Could you repeat the records below exactly, without the pictures?

[Web page and app entries]

******

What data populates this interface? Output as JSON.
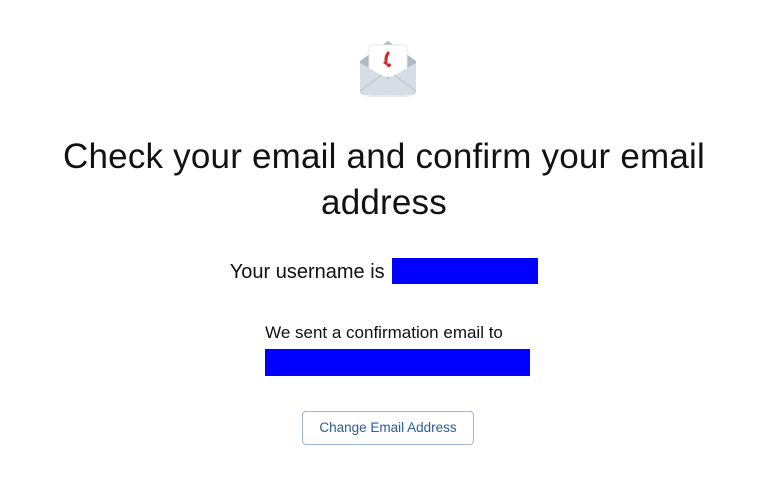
{
  "icon": {
    "name": "email-envelope-icon"
  },
  "headline": "Check your email and confirm your email address",
  "username": {
    "label": "Your username is",
    "value_redacted": true
  },
  "confirmation": {
    "label": "We sent a confirmation email to",
    "email_redacted": true
  },
  "change_email_button": {
    "label": "Change Email Address"
  },
  "colors": {
    "redaction": "#0000ff",
    "button_text": "#2a5d9c",
    "button_border": "#9db8d9",
    "envelope_body": "#d6dde4",
    "brand_red": "#d42a2a"
  }
}
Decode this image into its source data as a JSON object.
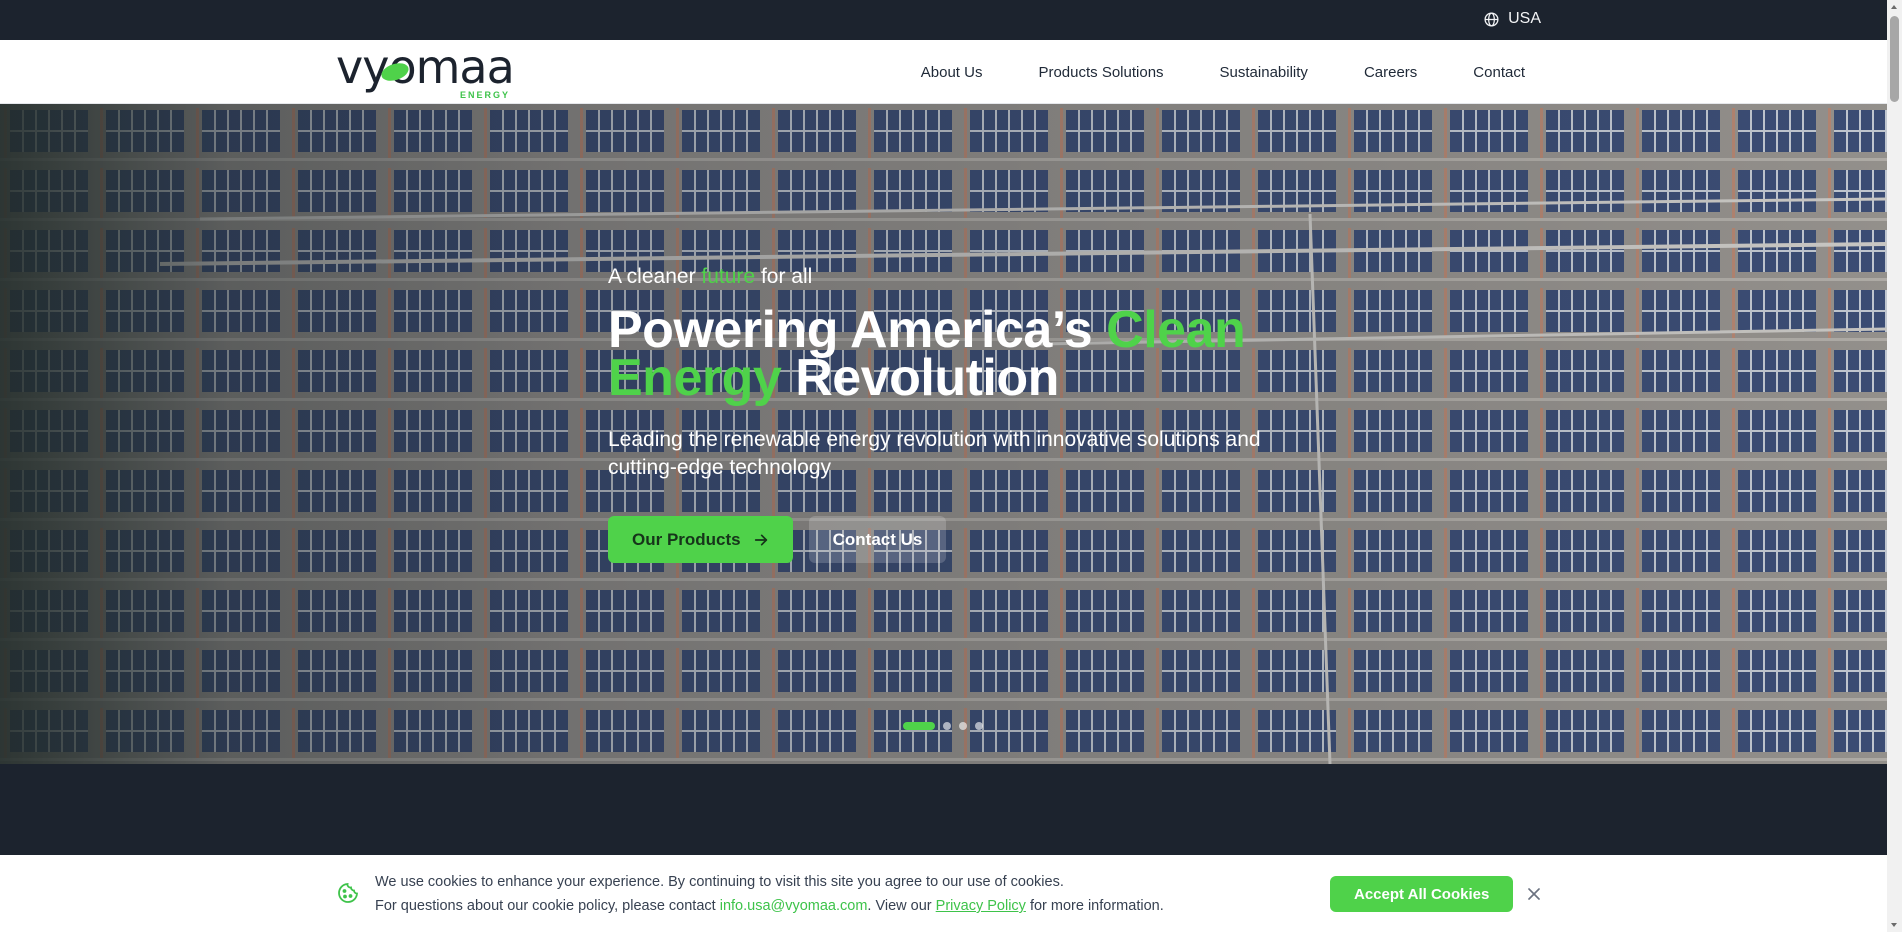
{
  "topbar": {
    "region_label": "USA",
    "region_icon": "globe-icon"
  },
  "brand": {
    "wordmark": "vyomaa",
    "tagline": "ENERGY",
    "accent": "#4fd24a",
    "dark": "#1c232e"
  },
  "nav": {
    "items": [
      {
        "label": "About Us"
      },
      {
        "label": "Products Solutions"
      },
      {
        "label": "Sustainability"
      },
      {
        "label": "Careers"
      },
      {
        "label": "Contact"
      }
    ]
  },
  "hero": {
    "eyebrow_prefix": "A cleaner ",
    "eyebrow_highlight": "future",
    "eyebrow_suffix": " for all",
    "headline_part1": "Powering America’s ",
    "headline_highlight": "Clean Energy",
    "headline_part2": " Revolution",
    "subtitle": "Leading the renewable energy revolution with innovative solutions and cutting-edge technology",
    "primary_button": "Our Products",
    "primary_button_icon": "arrow-right-icon",
    "secondary_button": "Contact Us",
    "slides_total": 4,
    "active_slide": 1
  },
  "cookie": {
    "line1": "We use cookies to enhance your experience. By continuing to visit this site you agree to our use of cookies.",
    "line2_prefix": "For questions about our cookie policy, please contact ",
    "email": "info.usa@vyomaa.com",
    "line2_middle": ". View our ",
    "privacy_link": "Privacy Policy",
    "line2_suffix": " for more information.",
    "accept_button": "Accept All Cookies",
    "icon": "cookie-icon",
    "close_icon": "close-icon"
  }
}
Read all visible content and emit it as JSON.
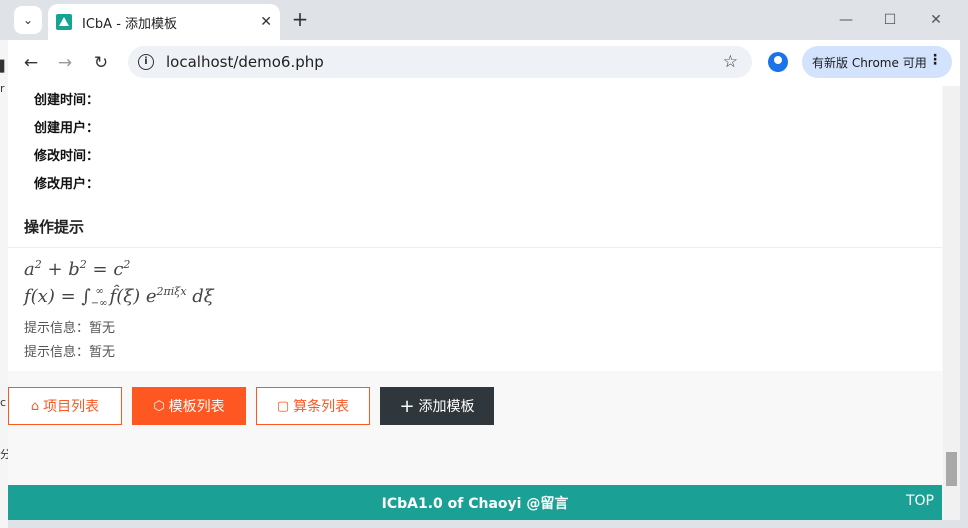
{
  "browser": {
    "tab_title": "ICbA - 添加模板",
    "url": "localhost/demo6.php",
    "update_label": "有新版 Chrome 可用",
    "controls": {
      "dropdown": "⌄",
      "close": "✕",
      "new_tab": "+",
      "minimize": "—",
      "maximize": "☐",
      "window_close": "✕",
      "back": "←",
      "forward": "→",
      "reload": "↻",
      "info": "i",
      "star": "☆",
      "menu": "⋮"
    }
  },
  "behind_page": {
    "left_chars": [
      "▌",
      "r",
      "c",
      "分"
    ]
  },
  "meta": [
    {
      "label": "创建时间："
    },
    {
      "label": "创建用户："
    },
    {
      "label": "修改时间："
    },
    {
      "label": "修改用户："
    }
  ],
  "section": {
    "title": "操作提示"
  },
  "formulas": {
    "line1": "a² + b² = c²",
    "line2": "f(x) = ∫₋∞^∞ f̂(ξ) e^{2πiξx} dξ"
  },
  "hints": [
    "提示信息：暂无",
    "提示信息：暂无"
  ],
  "buttons": [
    {
      "label": "项目列表",
      "icon": "home-icon",
      "glyph": "⌂"
    },
    {
      "label": "模板列表",
      "icon": "cube-icon",
      "glyph": "⬡"
    },
    {
      "label": "算条列表",
      "icon": "note-icon",
      "glyph": "▢"
    },
    {
      "label": "添加模板",
      "icon": "plus-icon",
      "glyph": "+"
    }
  ],
  "footer": {
    "text": "ICbA1.0 of Chaoyi @留言",
    "top_link": "TOP"
  },
  "colors": {
    "accent": "#ff5722",
    "footer": "#1aa094",
    "dark_button": "#2f363c"
  }
}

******

**OUTPUT BELOW:**
What data populates this interface? Output as JSON.
{
  "icon": {
    "name": "email-envelope-icon"
  },
  "headline": "Check your email and confirm your email address",
  "username": {
    "label": "Your username is",
    "value_redacted": true
  },
  "confirmation": {
    "label": "We sent a confirmation email to",
    "email_redacted": true
  },
  "change_email_button": {
    "label": "Change Email Address"
  },
  "colors": {
    "redaction": "#0000ff",
    "button_text": "#2a5d9c",
    "button_border": "#9db8d9",
    "envelope_body": "#d6dde4",
    "brand_red": "#d42a2a"
  }
}
Decode this image into its source data as a JSON object.
{
  "topbar": {
    "region_label": "USA",
    "region_icon": "globe-icon"
  },
  "brand": {
    "wordmark": "vyomaa",
    "tagline": "ENERGY",
    "accent": "#4fd24a",
    "dark": "#1c232e"
  },
  "nav": {
    "items": [
      {
        "label": "About Us"
      },
      {
        "label": "Products Solutions"
      },
      {
        "label": "Sustainability"
      },
      {
        "label": "Careers"
      },
      {
        "label": "Contact"
      }
    ]
  },
  "hero": {
    "eyebrow_prefix": "A cleaner ",
    "eyebrow_highlight": "future",
    "eyebrow_suffix": " for all",
    "headline_part1": "Powering America’s ",
    "headline_highlight": "Clean Energy",
    "headline_part2": " Revolution",
    "subtitle": "Leading the renewable energy revolution with innovative solutions and cutting-edge technology",
    "primary_button": "Our Products",
    "primary_button_icon": "arrow-right-icon",
    "secondary_button": "Contact Us",
    "slides_total": 4,
    "active_slide": 1
  },
  "cookie": {
    "line1": "We use cookies to enhance your experience. By continuing to visit this site you agree to our use of cookies.",
    "line2_prefix": "For questions about our cookie policy, please contact ",
    "email": "info.usa@vyomaa.com",
    "line2_middle": ". View our ",
    "privacy_link": "Privacy Policy",
    "line2_suffix": " for more information.",
    "accept_button": "Accept All Cookies",
    "icon": "cookie-icon",
    "close_icon": "close-icon"
  }
}
Read all visible content and emit it as JSON.
{
  "browser": {
    "tab_title": "ICbA - 添加模板",
    "url": "localhost/demo6.php",
    "update_label": "有新版 Chrome 可用",
    "controls": {
      "dropdown": "⌄",
      "close": "✕",
      "new_tab": "+",
      "minimize": "—",
      "maximize": "☐",
      "window_close": "✕",
      "back": "←",
      "forward": "→",
      "reload": "↻",
      "info": "i",
      "star": "☆",
      "menu": "⋮"
    }
  },
  "behind_page": {
    "left_chars": [
      "▌",
      "r",
      "c",
      "分"
    ]
  },
  "meta": [
    {
      "label": "创建时间："
    },
    {
      "label": "创建用户："
    },
    {
      "label": "修改时间："
    },
    {
      "label": "修改用户："
    }
  ],
  "section": {
    "title": "操作提示"
  },
  "formulas": {
    "line1": "a² + b² = c²",
    "line2": "f(x) = ∫₋∞^∞ f̂(ξ) e^{2πiξx} dξ"
  },
  "hints": [
    "提示信息：暂无",
    "提示信息：暂无"
  ],
  "buttons": [
    {
      "label": "项目列表",
      "icon": "home-icon",
      "glyph": "⌂"
    },
    {
      "label": "模板列表",
      "icon": "cube-icon",
      "glyph": "⬡"
    },
    {
      "label": "算条列表",
      "icon": "note-icon",
      "glyph": "▢"
    },
    {
      "label": "添加模板",
      "icon": "plus-icon",
      "glyph": "+"
    }
  ],
  "footer": {
    "text": "ICbA1.0 of Chaoyi @留言",
    "top_link": "TOP"
  },
  "colors": {
    "accent": "#ff5722",
    "footer": "#1aa094",
    "dark_button": "#2f363c"
  }
}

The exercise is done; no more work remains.